• BRIEF: Scan the entries for the word "remove" and return every line that has it.

• RECORDS FOR THE EXERCISE:
▼

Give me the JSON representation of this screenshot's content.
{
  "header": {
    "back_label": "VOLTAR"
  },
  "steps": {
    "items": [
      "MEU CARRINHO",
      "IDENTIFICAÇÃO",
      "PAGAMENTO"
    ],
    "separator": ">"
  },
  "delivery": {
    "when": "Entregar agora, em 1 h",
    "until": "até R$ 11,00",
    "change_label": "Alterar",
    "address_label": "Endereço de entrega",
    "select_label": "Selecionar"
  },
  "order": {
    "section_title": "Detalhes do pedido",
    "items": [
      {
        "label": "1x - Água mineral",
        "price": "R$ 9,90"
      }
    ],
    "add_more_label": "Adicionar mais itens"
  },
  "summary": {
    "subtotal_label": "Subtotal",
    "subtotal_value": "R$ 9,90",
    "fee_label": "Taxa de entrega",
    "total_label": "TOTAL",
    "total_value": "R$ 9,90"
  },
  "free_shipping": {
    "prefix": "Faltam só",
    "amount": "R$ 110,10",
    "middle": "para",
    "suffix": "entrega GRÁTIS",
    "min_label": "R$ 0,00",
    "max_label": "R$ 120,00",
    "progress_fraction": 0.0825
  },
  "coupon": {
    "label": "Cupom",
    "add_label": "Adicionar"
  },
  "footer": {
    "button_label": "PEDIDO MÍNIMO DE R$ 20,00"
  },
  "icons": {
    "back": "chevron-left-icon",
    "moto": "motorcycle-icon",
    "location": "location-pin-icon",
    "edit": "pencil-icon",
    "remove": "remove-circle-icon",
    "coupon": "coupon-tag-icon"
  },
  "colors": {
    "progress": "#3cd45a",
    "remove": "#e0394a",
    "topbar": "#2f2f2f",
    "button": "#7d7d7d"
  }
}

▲

• REPLY:
    "remove": "remove-circle-icon",
    "remove": "#e0394a",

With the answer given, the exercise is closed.